### What the task requires
Give back every line of the material below that has the string "experiência".
================
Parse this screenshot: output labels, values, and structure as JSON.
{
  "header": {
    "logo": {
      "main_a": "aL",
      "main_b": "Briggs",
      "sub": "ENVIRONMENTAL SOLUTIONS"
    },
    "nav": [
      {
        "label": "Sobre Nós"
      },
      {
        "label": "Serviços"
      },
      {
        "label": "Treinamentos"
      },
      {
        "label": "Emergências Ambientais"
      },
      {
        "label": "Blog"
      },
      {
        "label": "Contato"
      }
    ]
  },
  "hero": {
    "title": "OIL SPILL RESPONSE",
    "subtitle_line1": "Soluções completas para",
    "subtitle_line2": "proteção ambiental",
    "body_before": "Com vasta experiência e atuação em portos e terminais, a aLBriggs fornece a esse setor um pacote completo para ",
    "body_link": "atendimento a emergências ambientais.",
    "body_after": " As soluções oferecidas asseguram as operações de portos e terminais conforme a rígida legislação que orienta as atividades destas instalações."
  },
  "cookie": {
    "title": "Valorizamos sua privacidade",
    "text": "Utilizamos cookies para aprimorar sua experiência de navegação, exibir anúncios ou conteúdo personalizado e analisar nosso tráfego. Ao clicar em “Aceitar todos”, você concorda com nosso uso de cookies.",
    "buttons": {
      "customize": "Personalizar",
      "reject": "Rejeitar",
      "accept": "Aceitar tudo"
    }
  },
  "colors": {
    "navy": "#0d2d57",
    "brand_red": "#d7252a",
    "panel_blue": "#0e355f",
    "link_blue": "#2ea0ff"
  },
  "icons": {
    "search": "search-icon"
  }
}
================
### Task result
    "body_before": "Com vasta experiência e atuação em portos e terminais, a aLBriggs fornece a esse setor um pacote completo para ",
    "text": "Utilizamos cookies para aprimorar sua experiência de navegação, exibir anúncios ou conteúdo personalizado e analisar nosso tráfego. Ao clicar em “Aceitar todos”, você concorda com nosso uso de cookies.",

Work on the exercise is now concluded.